Florida is in line to keep a 181-year streak alive.
Miami Republican state Rep. Daniel Perez has gained enough support in the state House’s GOP caucus to put himself in a position to hold the House speakership for a two-year term beginning in November 2024, Florida Politics reported this week.
Perez’s speakership isn’t an absolute certainty. But it’s a decent bet to assume, if the Republicans hold their House majority and Perez wins re-election, that he will lead the Florida House of Representatives through the 2025 and 2026 regular sessions.
If that is the case, when Perez steps down as speaker in November 2026, he will have continued a 181-year streak of the state House under male leadership. Pinellas County Republican Chris Sprowls and Flagler County Republican Paul Renner are already in line for the next two speakerships preceding Perez.
The male domination of the 120-member chamber was further amplified this week by the election of three new male members _ two Republicans and one Democrat. The new lawmakers bump the male membership in the House to 70 percent, with women holding 30 percent of the seats.
That compares to Florida’s population, where women account for 51 percent of the residents.

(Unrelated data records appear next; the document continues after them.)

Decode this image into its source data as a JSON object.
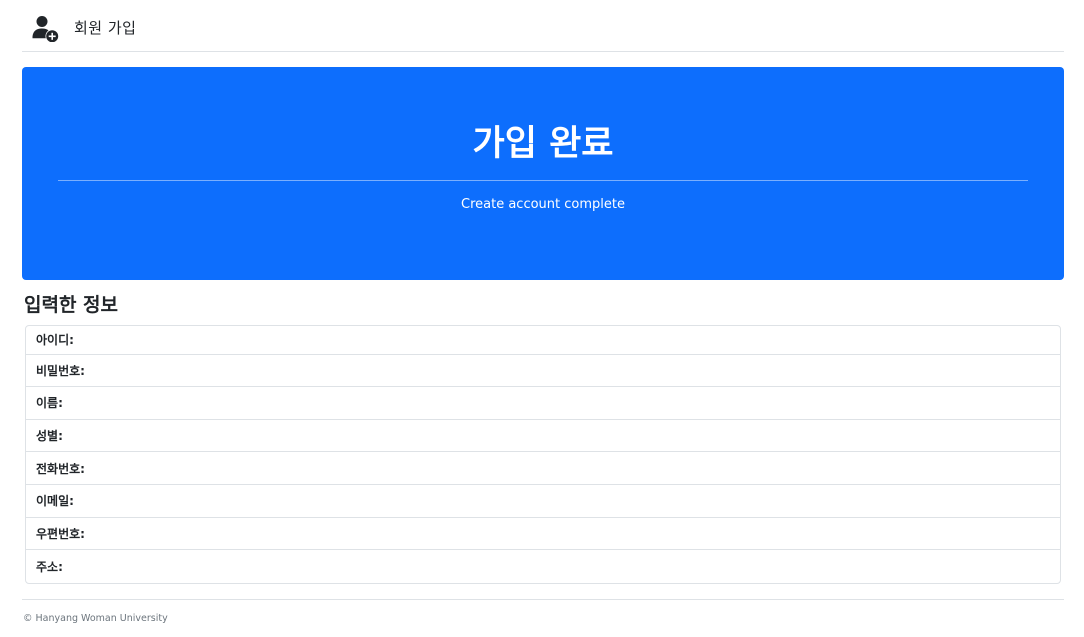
{
  "header": {
    "icon": "user-plus-icon",
    "title": "회원 가입"
  },
  "hero": {
    "title": "가입 완료",
    "subtitle": "Create account complete",
    "background_color": "#0d6efd"
  },
  "info": {
    "title": "입력한 정보",
    "fields": [
      {
        "label": "아이디:"
      },
      {
        "label": "비밀번호:"
      },
      {
        "label": "이름:"
      },
      {
        "label": "성별:"
      },
      {
        "label": "전화번호:"
      },
      {
        "label": "이메일:"
      },
      {
        "label": "우편번호:"
      },
      {
        "label": "주소:"
      }
    ]
  },
  "footer": {
    "text": "© Hanyang Woman University"
  }
}
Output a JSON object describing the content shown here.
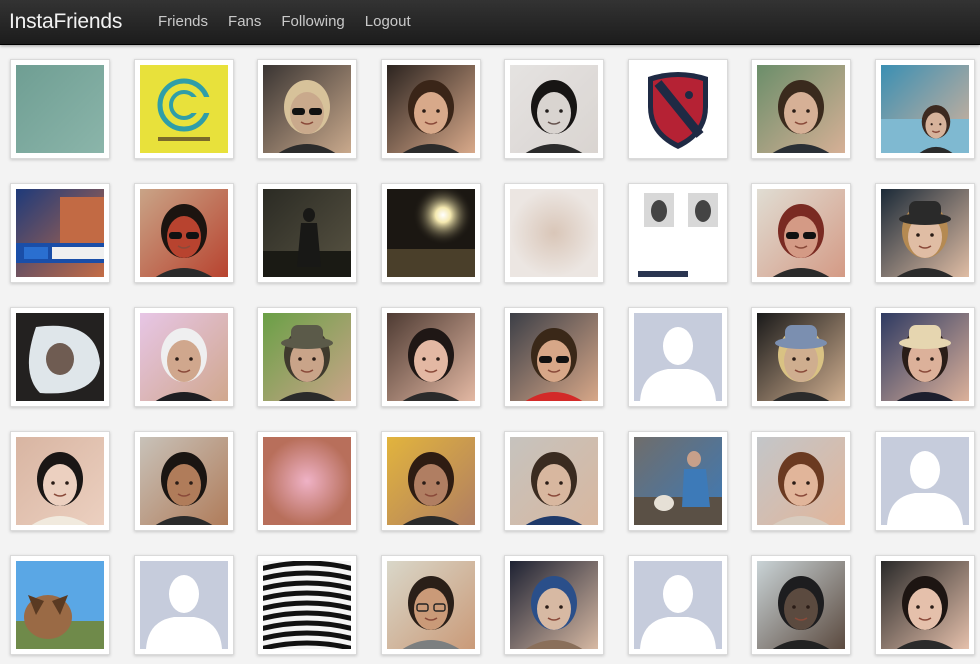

In a story earlier this year, the Florida Phoenix looked at the demographic and economic mismatch between the Legislature and everyday Floridians.
Women have long faced a challenge in winning election to the House, much less gaining leadership roles.
State Rep. Edna Giles Fuller of Orlando was the first woman to serve in the Florida House. She was elected in 1928, eight years after women won the right to vote with the ratification of the 19th amendment to the U.S. Constitution. A photograph of a newspaper page in the state archives demonstrates Fuller’s plight, showing her determined face surrounded by men in the 1931 Legislature.
The gender balance is no better in the 40-member Florida Senate where women are also outnumbered by a similar 70-30 percent margin. But women have held leadership roles in the Legislature’s other chamber, the Florida Senate.
Miami-Dade County Democrat Gwen Margolis broke the gender barrier in 1990 with her election as the Senate president. Orlando Republican Toni Jennings followed in 1996. And Jennings did something that no male has yet matched – serving two consecutive two-year terms as Senate president.
Naples Republican Kathleen Passidomo is vying with St. Johns County Republican Travis Hutson for the Senate presidency that will begin in November 2022.
Although it doesn’t help the gender balance, Perez’s speakership does represent an important diversity trend. He will be the third Hispanic speaker in the Florida House. He will follow Miami-Dade Republican Marco Rubio (now a U.S. senator) who was elected speaker in 2006, and Miami-Dade Republican Jose Oliva, who is the current speaker.
More than 25 percent of Florida’s residents are Hispanic. And those residents are expected to be one of the faster growing segments of Florida’s population in the coming decades.